### Data to process ###

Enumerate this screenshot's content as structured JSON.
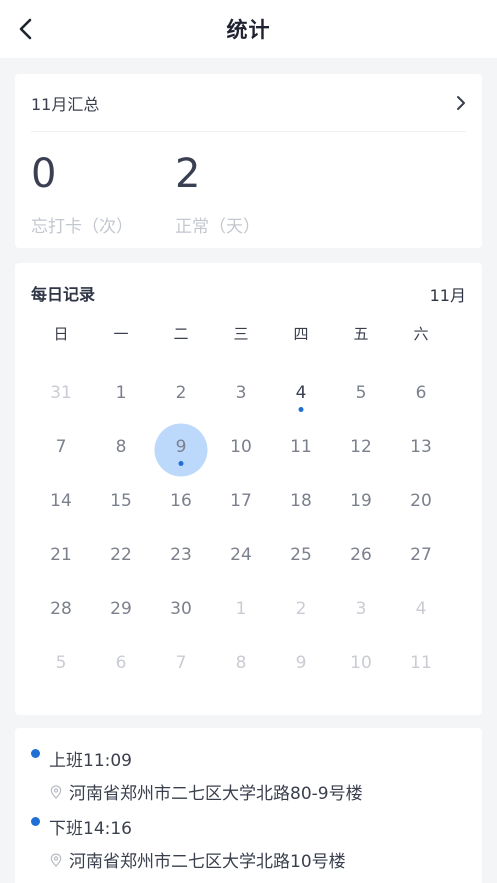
{
  "header": {
    "title": "统计",
    "back_icon": "chevron-left-icon"
  },
  "summary": {
    "title": "11月汇总",
    "stats": [
      {
        "value": "0",
        "label": "忘打卡（次）"
      },
      {
        "value": "2",
        "label": "正常（天）"
      }
    ]
  },
  "calendar": {
    "title": "每日记录",
    "month": "11月",
    "weekdays": [
      "日",
      "一",
      "二",
      "三",
      "四",
      "五",
      "六"
    ],
    "days": [
      {
        "label": "31",
        "other": true
      },
      {
        "label": "1"
      },
      {
        "label": "2"
      },
      {
        "label": "3"
      },
      {
        "label": "4",
        "today": true,
        "dot": true
      },
      {
        "label": "5"
      },
      {
        "label": "6"
      },
      {
        "label": "7"
      },
      {
        "label": "8"
      },
      {
        "label": "9",
        "selected": true,
        "dot": true
      },
      {
        "label": "10"
      },
      {
        "label": "11"
      },
      {
        "label": "12"
      },
      {
        "label": "13"
      },
      {
        "label": "14"
      },
      {
        "label": "15"
      },
      {
        "label": "16"
      },
      {
        "label": "17"
      },
      {
        "label": "18"
      },
      {
        "label": "19"
      },
      {
        "label": "20"
      },
      {
        "label": "21"
      },
      {
        "label": "22"
      },
      {
        "label": "23"
      },
      {
        "label": "24"
      },
      {
        "label": "25"
      },
      {
        "label": "26"
      },
      {
        "label": "27"
      },
      {
        "label": "28"
      },
      {
        "label": "29"
      },
      {
        "label": "30"
      },
      {
        "label": "1",
        "other": true
      },
      {
        "label": "2",
        "other": true
      },
      {
        "label": "3",
        "other": true
      },
      {
        "label": "4",
        "other": true
      },
      {
        "label": "5",
        "other": true
      },
      {
        "label": "6",
        "other": true
      },
      {
        "label": "7",
        "other": true
      },
      {
        "label": "8",
        "other": true
      },
      {
        "label": "9",
        "other": true
      },
      {
        "label": "10",
        "other": true
      },
      {
        "label": "11",
        "other": true
      }
    ]
  },
  "records": [
    {
      "time": "上班11:09",
      "address": "河南省郑州市二七区大学北路80-9号楼"
    },
    {
      "time": "下班14:16",
      "address": "河南省郑州市二七区大学北路10号楼"
    }
  ],
  "colors": {
    "accent": "#1f6fd6",
    "selected_bg": "#bcd8fb",
    "page_bg": "#f4f5f7"
  }
}
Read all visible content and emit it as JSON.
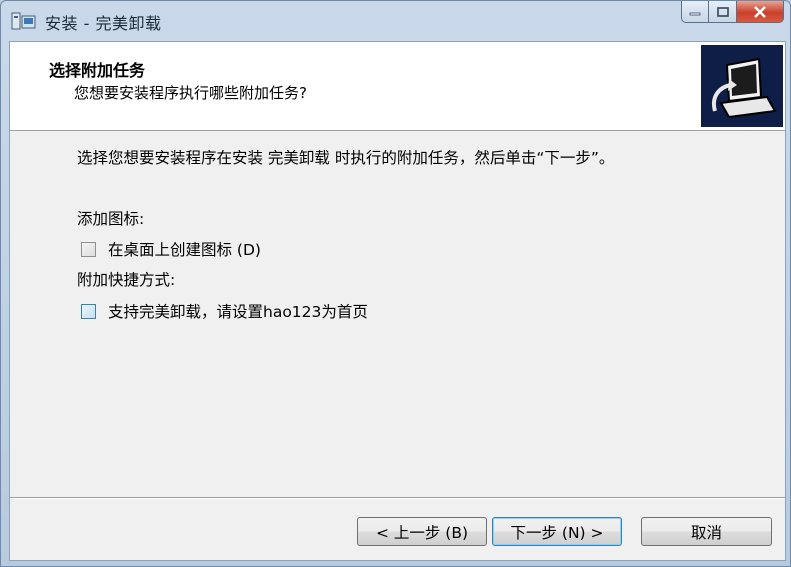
{
  "window": {
    "title": "安装 - 完美卸载",
    "icons": {
      "app": "installer-app-icon",
      "minimize": "minimize-icon",
      "maximize": "maximize-icon",
      "close": "close-icon"
    }
  },
  "header": {
    "title": "选择附加任务",
    "subtitle": "您想要安装程序执行哪些附加任务?",
    "image": "installer-computer-icon"
  },
  "body": {
    "description": "选择您想要安装程序在安装 完美卸载 时执行的附加任务，然后单击“下一步”。",
    "groups": [
      {
        "label": "添加图标:",
        "items": [
          {
            "label": "在桌面上创建图标 (D)",
            "checked": false
          }
        ]
      },
      {
        "label": "附加快捷方式:",
        "items": [
          {
            "label": "支持完美卸载，请设置hao123为首页",
            "checked": false
          }
        ]
      }
    ]
  },
  "footer": {
    "back": "< 上一步 (B)",
    "next": "下一步 (N) >",
    "cancel": "取消"
  },
  "colors": {
    "accent": "#3c7fb1",
    "close_red": "#c8402c",
    "header_bg": "#ffffff",
    "client_bg": "#f0f0f0"
  }
}
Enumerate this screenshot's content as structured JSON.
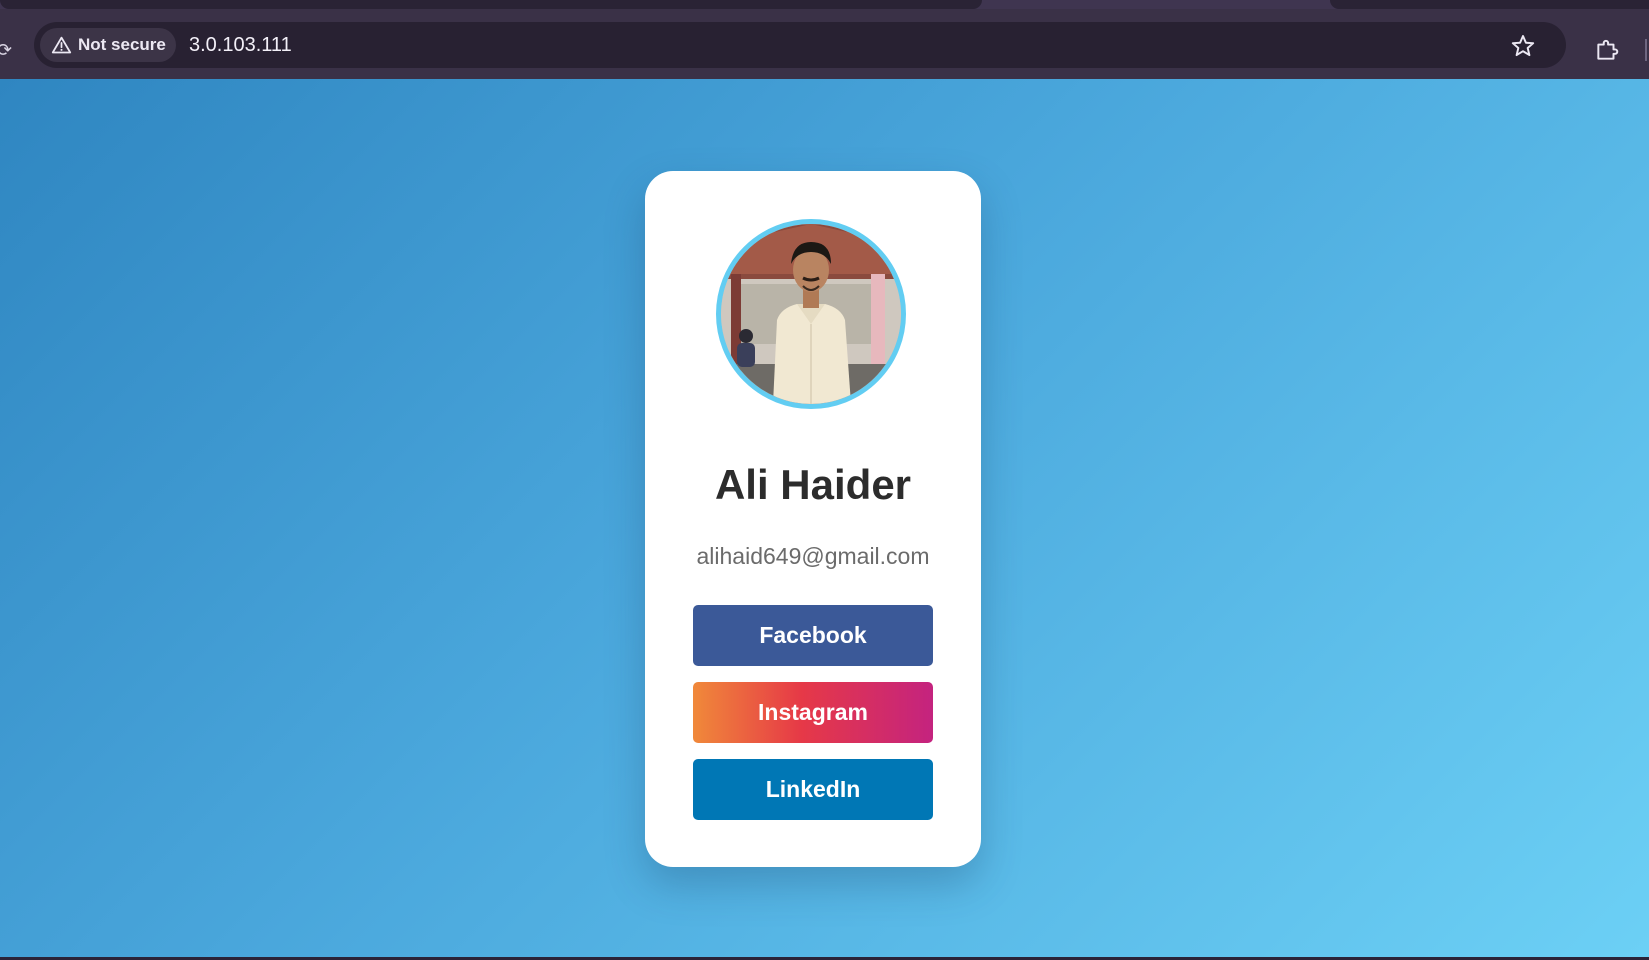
{
  "browser": {
    "security_label": "Not secure",
    "url": "3.0.103.111",
    "icons": {
      "security": "warning-triangle-icon",
      "bookmark": "star-icon",
      "extensions": "puzzle-piece-icon"
    }
  },
  "profile": {
    "name": "Ali Haider",
    "email": "alihaid649@gmail.com",
    "avatar_alt": "profile-photo"
  },
  "links": {
    "facebook": "Facebook",
    "instagram": "Instagram",
    "linkedin": "LinkedIn"
  },
  "colors": {
    "background_start": "#2f86c1",
    "background_end": "#6cd0f5",
    "avatar_ring": "#62cdf2",
    "facebook": "#3b5998",
    "instagram_start": "#f0893a",
    "instagram_mid": "#e63947",
    "instagram_end": "#c4237f",
    "linkedin": "#0077b5"
  }
}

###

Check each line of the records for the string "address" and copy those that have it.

▶ **Completed task**:
      "address": "河南省郑州市二七区大学北路80-9号楼"
      "address": "河南省郑州市二七区大学北路10号楼"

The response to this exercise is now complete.